a) our method contains bats from separation when they break. Other methods try to reduce the amount of bats that break into multiple pieces.
b) with such a safety device in place, insurance premiums should go down, like having a airbag in your car. After the mandate was put in place, insurance policies doubled from 5 million to 10 million dollars.
c) the administrative fee was increased from 5,000 to 10,000 per year due to inspectors and experts hired to advise on what needs to be done. Our product would eliminate the need for this.
|The photo left shows a bat being tested at the Lowell UMASS testing facilities without the Bat
Safety System (BSS) applied. Right shows the same test performed on the identical bat with the
BSS applied. The bat with the BSS still broke but the fragments stayed contained eliminating injury.
What do you think of the changes imposed by MLB at the start of the year on bat manufactures? Is it a step in the right direction or not really a significant help?
The changes imposed by MLB at the start of the year were in the best interest of baseball. It was a valid attempt to decrease the amount of bats that break. However, it does not promote the word "safety" at any point in the mandate. For example, in a 10 week period during the 2008 season there were over 2,000 bats broken with over 700 broken into more than one piece.

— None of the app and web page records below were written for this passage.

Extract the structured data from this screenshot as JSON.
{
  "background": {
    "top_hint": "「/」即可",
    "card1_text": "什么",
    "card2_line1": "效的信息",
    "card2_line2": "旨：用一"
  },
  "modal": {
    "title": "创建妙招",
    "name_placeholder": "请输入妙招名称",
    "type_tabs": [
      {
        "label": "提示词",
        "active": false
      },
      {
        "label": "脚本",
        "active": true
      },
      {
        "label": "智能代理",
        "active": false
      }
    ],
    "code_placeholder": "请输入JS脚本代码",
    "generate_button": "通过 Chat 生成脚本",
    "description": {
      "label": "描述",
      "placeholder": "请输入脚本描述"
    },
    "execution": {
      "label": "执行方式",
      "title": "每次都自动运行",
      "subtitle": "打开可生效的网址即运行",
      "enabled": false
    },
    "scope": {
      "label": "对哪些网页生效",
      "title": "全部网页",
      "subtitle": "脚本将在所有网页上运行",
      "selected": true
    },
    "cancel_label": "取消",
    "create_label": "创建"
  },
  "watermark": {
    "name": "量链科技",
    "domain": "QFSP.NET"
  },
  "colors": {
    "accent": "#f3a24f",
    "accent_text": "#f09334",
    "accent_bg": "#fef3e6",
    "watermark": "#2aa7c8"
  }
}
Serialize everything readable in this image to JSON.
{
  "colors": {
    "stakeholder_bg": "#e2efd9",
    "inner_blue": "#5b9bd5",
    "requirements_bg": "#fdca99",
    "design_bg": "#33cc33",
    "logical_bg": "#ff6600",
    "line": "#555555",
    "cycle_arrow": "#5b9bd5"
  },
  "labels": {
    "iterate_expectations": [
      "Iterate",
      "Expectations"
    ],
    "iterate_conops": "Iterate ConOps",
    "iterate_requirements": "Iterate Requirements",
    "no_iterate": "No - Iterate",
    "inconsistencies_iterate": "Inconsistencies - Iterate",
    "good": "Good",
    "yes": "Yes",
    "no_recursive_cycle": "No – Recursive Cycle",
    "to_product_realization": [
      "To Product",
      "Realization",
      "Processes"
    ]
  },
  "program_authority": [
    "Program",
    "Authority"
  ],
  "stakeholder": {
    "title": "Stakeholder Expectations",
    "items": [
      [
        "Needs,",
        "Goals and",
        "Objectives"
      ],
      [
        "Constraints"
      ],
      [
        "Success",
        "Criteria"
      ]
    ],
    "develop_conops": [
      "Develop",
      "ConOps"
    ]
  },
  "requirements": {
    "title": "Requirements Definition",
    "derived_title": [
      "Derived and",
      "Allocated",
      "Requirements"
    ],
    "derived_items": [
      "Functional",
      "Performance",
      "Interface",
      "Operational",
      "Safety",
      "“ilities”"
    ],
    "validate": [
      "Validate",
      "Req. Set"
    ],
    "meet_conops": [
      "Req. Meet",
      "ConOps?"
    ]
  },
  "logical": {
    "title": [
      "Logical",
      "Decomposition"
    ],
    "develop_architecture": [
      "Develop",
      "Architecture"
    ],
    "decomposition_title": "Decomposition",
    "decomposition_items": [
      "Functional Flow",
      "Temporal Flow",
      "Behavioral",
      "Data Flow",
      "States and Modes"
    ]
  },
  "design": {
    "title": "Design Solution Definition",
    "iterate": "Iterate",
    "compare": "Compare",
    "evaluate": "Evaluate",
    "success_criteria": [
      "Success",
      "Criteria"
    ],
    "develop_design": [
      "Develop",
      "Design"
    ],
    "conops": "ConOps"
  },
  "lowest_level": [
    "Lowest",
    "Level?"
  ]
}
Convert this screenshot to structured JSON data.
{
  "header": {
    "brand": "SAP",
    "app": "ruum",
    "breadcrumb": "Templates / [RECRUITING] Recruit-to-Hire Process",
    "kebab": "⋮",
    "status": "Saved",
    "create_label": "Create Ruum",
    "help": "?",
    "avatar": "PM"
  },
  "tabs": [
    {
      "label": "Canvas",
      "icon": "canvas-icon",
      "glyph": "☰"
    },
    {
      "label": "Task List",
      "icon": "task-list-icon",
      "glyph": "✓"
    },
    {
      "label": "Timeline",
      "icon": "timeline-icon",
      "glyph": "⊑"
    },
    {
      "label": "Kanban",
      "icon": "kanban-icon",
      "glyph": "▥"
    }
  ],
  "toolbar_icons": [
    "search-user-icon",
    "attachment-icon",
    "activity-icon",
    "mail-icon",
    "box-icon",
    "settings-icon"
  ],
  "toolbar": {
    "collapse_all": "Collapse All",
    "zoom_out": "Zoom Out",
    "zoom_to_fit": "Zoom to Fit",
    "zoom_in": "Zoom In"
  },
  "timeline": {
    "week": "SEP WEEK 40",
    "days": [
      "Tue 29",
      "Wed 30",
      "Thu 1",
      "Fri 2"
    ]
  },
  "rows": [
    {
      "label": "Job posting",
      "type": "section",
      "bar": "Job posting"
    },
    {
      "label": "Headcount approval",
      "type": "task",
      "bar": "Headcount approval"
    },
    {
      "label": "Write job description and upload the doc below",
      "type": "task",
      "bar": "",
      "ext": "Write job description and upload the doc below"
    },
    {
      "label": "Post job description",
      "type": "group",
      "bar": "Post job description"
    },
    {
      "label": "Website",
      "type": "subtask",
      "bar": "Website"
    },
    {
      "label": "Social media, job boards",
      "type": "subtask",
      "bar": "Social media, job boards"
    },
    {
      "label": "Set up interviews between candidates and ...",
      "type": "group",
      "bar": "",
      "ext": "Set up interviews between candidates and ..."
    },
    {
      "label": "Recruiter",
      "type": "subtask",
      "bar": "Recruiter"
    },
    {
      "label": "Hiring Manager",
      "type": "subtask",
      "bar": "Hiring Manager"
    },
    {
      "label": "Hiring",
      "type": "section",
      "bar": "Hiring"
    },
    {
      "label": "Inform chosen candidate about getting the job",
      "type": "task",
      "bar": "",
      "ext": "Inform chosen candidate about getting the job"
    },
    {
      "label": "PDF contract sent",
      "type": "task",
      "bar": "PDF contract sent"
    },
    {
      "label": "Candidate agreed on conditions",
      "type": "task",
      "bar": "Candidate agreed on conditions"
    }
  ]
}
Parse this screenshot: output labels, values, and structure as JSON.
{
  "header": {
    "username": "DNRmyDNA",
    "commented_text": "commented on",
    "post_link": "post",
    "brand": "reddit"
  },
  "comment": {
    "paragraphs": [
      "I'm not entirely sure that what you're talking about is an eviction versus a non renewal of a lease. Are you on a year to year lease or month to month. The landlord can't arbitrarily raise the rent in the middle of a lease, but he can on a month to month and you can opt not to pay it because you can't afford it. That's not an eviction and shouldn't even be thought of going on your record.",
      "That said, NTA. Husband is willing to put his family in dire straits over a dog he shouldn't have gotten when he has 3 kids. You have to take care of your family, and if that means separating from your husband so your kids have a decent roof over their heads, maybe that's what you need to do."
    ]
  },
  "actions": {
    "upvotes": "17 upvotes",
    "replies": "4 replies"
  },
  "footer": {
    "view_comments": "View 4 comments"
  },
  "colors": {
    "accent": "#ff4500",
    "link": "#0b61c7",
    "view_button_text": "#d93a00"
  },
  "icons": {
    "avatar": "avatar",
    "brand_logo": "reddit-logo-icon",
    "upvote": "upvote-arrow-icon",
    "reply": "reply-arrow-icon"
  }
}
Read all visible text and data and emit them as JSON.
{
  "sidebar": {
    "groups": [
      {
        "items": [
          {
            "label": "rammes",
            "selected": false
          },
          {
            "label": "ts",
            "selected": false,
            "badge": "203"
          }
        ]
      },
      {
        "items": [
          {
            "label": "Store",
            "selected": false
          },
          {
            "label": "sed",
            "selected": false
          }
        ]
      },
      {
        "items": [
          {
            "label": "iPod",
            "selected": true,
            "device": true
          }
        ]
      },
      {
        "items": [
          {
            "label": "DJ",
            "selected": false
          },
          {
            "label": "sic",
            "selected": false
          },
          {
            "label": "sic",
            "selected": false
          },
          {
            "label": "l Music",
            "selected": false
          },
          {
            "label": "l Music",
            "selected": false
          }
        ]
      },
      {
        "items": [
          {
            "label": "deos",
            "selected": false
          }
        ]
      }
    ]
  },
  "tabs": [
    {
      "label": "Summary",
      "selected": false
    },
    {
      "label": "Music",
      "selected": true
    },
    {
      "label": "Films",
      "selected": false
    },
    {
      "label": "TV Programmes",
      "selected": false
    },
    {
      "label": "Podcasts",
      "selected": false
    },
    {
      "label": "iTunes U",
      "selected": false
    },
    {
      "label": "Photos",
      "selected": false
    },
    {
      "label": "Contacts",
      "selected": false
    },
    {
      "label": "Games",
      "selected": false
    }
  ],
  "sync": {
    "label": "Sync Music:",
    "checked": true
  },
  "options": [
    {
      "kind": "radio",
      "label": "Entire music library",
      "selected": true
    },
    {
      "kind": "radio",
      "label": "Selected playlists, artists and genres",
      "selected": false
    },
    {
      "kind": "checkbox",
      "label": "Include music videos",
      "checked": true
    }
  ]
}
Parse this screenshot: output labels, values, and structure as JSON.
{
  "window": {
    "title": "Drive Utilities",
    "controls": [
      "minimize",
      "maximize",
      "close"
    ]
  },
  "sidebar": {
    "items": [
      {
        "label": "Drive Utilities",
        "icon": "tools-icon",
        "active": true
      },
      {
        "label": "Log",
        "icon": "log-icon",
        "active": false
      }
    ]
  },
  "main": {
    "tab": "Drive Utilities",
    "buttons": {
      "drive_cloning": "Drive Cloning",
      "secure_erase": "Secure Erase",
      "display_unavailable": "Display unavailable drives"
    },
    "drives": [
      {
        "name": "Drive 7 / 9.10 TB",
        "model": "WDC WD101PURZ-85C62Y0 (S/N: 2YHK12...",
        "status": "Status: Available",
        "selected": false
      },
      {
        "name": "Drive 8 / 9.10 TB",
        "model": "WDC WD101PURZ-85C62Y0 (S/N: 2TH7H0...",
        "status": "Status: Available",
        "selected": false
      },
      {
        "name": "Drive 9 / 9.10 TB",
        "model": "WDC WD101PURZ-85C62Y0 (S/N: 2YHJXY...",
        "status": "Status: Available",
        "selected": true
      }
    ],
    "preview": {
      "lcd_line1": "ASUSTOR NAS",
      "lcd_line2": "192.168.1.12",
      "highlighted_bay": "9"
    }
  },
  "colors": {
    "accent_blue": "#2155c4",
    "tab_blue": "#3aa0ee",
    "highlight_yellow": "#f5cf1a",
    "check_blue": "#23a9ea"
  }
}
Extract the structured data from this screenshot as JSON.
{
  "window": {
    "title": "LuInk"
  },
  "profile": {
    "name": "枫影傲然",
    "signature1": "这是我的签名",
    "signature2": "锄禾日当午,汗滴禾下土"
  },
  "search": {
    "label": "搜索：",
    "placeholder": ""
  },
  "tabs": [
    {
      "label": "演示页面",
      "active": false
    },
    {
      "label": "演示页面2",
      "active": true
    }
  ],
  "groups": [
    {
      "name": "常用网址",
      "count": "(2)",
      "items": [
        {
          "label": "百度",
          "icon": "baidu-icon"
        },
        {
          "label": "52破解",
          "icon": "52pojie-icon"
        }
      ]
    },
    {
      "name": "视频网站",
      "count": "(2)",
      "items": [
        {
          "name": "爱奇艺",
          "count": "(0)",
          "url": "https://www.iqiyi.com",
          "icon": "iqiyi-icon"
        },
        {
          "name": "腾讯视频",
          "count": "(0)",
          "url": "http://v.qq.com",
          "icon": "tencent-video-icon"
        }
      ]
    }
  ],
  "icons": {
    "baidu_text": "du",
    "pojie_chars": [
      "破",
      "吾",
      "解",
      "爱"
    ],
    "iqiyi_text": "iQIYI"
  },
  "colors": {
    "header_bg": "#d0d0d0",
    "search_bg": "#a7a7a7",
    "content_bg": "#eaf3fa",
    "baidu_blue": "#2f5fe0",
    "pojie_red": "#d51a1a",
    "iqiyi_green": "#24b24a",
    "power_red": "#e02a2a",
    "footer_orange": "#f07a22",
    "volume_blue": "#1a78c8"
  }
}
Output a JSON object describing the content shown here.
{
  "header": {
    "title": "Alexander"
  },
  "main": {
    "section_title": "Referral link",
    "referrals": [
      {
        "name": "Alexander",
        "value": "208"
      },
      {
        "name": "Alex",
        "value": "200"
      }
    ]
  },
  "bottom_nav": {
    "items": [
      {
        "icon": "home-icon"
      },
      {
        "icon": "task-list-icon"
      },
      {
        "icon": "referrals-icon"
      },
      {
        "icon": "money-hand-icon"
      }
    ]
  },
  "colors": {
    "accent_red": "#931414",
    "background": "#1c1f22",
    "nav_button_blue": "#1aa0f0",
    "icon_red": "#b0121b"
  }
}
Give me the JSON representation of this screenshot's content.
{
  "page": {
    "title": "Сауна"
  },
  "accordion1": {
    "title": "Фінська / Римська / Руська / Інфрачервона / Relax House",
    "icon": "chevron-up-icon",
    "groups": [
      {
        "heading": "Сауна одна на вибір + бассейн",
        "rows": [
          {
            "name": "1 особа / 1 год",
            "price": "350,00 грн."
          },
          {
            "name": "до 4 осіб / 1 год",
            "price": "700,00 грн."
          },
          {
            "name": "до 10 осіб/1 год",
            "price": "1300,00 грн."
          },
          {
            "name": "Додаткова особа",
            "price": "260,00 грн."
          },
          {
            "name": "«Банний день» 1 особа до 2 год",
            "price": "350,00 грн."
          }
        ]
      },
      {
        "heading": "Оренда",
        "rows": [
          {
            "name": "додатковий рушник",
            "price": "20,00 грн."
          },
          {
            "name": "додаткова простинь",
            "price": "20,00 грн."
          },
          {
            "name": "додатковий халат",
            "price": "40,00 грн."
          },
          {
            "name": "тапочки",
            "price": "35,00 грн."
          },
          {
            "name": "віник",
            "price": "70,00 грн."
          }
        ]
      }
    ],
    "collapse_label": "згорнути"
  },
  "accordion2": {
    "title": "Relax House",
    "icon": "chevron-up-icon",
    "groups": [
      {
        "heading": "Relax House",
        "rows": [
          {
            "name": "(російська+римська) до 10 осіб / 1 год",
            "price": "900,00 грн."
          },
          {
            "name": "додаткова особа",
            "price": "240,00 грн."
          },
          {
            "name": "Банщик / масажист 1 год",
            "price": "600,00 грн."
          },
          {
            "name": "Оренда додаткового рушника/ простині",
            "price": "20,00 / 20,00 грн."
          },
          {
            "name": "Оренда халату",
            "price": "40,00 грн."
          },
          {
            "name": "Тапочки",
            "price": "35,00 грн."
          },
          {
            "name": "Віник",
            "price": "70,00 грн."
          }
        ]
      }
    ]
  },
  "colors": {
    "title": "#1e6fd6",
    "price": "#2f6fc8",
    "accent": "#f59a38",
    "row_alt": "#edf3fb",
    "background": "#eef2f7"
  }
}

I have read recent reports stating that bat breakage is down 30% from last year. However, according to the numbers published there are still over 1,400 bats breaking with over 600 of them still flying onto the field and up into the stands.
Our thoughts are that bat manufacturers should be able to make a safer bat that will be less costly to everyone involved. Recent trips to bat manufacturers lead us to believe that the amount of waste involved with the mandate is what upsets the people who have been in this business for as many as 125 years. There is a safer more effective way to make a bat, while staying green in the process.
How did you go about approaching the Diamondbacks, and what was their reaction?
We made contact with Roland Hemond during the same meetings we met Roy Krasik last fall. We contacted Roland and he introduced us to Peter Woodfork. Peter has been very helpful with getting us into the Lower Level ranks of the Diamondbacks farm system. We then met Derrick Hall. The reaction was as positive as it could possibly be. Why wouldn't we want to keep our players and more important the fans as safe as we possibly can. "If it is a solution to keeping everyone safe, why wouldn't we use it?" Derrick Hall said something pretty close to that in the Fox Sports Arizona interview. Mark Grace has been awesome in every aspect of the Bat Glove. Once he was aware of what we were doing, he has become an ambassador for us. Almost every time we see a bat break, he talks about how there is a solution out there that can help.
The Bat Glove has been in use in the lower-reaches of the Diamondbacks farm system for the second-half of the year. What feedback have you received?
Missoula Osprey feedback has been mainly positive. A couple of guys seemed to think it was a problem - though they were hitting about 200, so go figure! Most of the comments have been that it is a non-factor. It does not change anything.
What's the next step from here?
We were told by David Kretschmann from the U.S. Forest Service Laboratory that he was going to send us another protocol for maple bats, and a series of tests that would better help him to determine the Bat Glove's ability to contain fractures. He said that he would recommend the Bat Glove, if the testing came back satisfactory. However, he could not guarantee that the product would be adopted by MLB. By the way, Dave and MLB have informed me that because of the economic downturn, it would be my responsibility to pay for the additional testing that needs to be done on this product.
Any final thoughts?
The process is unique, which it what makes it patent worthy. This product does not break any rules currently associated with the game today. We developed this product around rule 1.10(c). Why are we having to be approved by committees and tested by labs when all we are doing is putting a certain type of tape on a bat a certain kind of way? It seems to be a simple fix to a really big problem.
[For more information, please visit the Bat Glove website at http://www.batglove.com]